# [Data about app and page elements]

= Beginning of Section =

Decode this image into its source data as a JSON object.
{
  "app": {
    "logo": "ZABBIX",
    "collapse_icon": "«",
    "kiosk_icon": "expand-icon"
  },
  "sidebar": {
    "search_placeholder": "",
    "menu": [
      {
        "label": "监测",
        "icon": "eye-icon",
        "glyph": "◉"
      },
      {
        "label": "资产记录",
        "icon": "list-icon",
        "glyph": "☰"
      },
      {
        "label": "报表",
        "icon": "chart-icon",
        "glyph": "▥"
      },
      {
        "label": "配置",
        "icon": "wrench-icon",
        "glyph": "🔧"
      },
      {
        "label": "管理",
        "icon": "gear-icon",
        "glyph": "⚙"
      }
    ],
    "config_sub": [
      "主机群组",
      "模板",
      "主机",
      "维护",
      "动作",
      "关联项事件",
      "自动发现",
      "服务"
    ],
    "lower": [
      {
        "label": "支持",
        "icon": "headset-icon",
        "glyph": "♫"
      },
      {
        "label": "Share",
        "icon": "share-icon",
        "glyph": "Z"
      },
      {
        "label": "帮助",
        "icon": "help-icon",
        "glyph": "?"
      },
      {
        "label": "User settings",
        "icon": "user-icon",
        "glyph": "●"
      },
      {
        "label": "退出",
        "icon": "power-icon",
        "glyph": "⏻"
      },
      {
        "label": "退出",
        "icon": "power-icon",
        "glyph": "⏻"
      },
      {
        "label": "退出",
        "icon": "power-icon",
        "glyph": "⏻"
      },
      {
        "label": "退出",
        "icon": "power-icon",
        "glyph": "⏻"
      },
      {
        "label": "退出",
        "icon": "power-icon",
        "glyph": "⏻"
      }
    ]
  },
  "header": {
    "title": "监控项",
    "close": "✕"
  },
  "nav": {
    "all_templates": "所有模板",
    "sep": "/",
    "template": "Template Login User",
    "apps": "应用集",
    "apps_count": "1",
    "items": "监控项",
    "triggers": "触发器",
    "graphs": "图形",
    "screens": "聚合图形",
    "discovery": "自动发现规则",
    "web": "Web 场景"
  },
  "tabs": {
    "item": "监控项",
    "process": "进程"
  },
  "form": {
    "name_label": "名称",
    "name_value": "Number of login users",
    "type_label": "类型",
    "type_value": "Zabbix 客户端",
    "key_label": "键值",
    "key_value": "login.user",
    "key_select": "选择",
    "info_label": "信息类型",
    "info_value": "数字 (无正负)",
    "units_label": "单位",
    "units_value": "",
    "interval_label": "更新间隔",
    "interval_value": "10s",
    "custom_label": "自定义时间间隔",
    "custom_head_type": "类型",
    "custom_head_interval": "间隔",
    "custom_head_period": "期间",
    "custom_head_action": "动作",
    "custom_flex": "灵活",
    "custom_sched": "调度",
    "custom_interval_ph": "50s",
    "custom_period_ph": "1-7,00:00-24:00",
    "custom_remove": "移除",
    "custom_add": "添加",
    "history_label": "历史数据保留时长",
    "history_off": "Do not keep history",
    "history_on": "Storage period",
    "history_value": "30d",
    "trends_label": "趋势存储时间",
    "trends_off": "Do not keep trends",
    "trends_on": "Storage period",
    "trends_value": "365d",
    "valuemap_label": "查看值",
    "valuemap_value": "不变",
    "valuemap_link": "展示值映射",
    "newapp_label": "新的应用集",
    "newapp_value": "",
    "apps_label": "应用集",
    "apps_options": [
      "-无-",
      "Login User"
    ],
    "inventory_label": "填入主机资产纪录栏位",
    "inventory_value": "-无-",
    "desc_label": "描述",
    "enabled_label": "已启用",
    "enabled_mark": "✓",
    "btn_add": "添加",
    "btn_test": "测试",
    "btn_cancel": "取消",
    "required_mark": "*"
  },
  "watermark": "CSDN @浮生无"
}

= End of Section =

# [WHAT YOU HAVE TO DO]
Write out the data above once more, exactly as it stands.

# [RESULT FOR THIS EXERCISE]
Decode this image into its source data as a JSON object.
{
  "app": {
    "logo": "ZABBIX",
    "collapse_icon": "«",
    "kiosk_icon": "expand-icon"
  },
  "sidebar": {
    "search_placeholder": "",
    "menu": [
      {
        "label": "监测",
        "icon": "eye-icon",
        "glyph": "◉"
      },
      {
        "label": "资产记录",
        "icon": "list-icon",
        "glyph": "☰"
      },
      {
        "label": "报表",
        "icon": "chart-icon",
        "glyph": "▥"
      },
      {
        "label": "配置",
        "icon": "wrench-icon",
        "glyph": "🔧"
      },
      {
        "label": "管理",
        "icon": "gear-icon",
        "glyph": "⚙"
      }
    ],
    "config_sub": [
      "主机群组",
      "模板",
      "主机",
      "维护",
      "动作",
      "关联项事件",
      "自动发现",
      "服务"
    ],
    "lower": [
      {
        "label": "支持",
        "icon": "headset-icon",
        "glyph": "♫"
      },
      {
        "label": "Share",
        "icon": "share-icon",
        "glyph": "Z"
      },
      {
        "label": "帮助",
        "icon": "help-icon",
        "glyph": "?"
      },
      {
        "label": "User settings",
        "icon": "user-icon",
        "glyph": "●"
      },
      {
        "label": "退出",
        "icon": "power-icon",
        "glyph": "⏻"
      },
      {
        "label": "退出",
        "icon": "power-icon",
        "glyph": "⏻"
      },
      {
        "label": "退出",
        "icon": "power-icon",
        "glyph": "⏻"
      },
      {
        "label": "退出",
        "icon": "power-icon",
        "glyph": "⏻"
      },
      {
        "label": "退出",
        "icon": "power-icon",
        "glyph": "⏻"
      }
    ]
  },
  "header": {
    "title": "监控项",
    "close": "✕"
  },
  "nav": {
    "all_templates": "所有模板",
    "sep": "/",
    "template": "Template Login User",
    "apps": "应用集",
    "apps_count": "1",
    "items": "监控项",
    "triggers": "触发器",
    "graphs": "图形",
    "screens": "聚合图形",
    "discovery": "自动发现规则",
    "web": "Web 场景"
  },
  "tabs": {
    "item": "监控项",
    "process": "进程"
  },
  "form": {
    "name_label": "名称",
    "name_value": "Number of login users",
    "type_label": "类型",
    "type_value": "Zabbix 客户端",
    "key_label": "键值",
    "key_value": "login.user",
    "key_select": "选择",
    "info_label": "信息类型",
    "info_value": "数字 (无正负)",
    "units_label": "单位",
    "units_value": "",
    "interval_label": "更新间隔",
    "interval_value": "10s",
    "custom_label": "自定义时间间隔",
    "custom_head_type": "类型",
    "custom_head_interval": "间隔",
    "custom_head_period": "期间",
    "custom_head_action": "动作",
    "custom_flex": "灵活",
    "custom_sched": "调度",
    "custom_interval_ph": "50s",
    "custom_period_ph": "1-7,00:00-24:00",
    "custom_remove": "移除",
    "custom_add": "添加",
    "history_label": "历史数据保留时长",
    "history_off": "Do not keep history",
    "history_on": "Storage period",
    "history_value": "30d",
    "trends_label": "趋势存储时间",
    "trends_off": "Do not keep trends",
    "trends_on": "Storage period",
    "trends_value": "365d",
    "valuemap_label": "查看值",
    "valuemap_value": "不变",
    "valuemap_link": "展示值映射",
    "newapp_label": "新的应用集",
    "newapp_value": "",
    "apps_label": "应用集",
    "apps_options": [
      "-无-",
      "Login User"
    ],
    "inventory_label": "填入主机资产纪录栏位",
    "inventory_value": "-无-",
    "desc_label": "描述",
    "enabled_label": "已启用",
    "enabled_mark": "✓",
    "btn_add": "添加",
    "btn_test": "测试",
    "btn_cancel": "取消",
    "required_mark": "*"
  },
  "watermark": "CSDN @浮生无"
}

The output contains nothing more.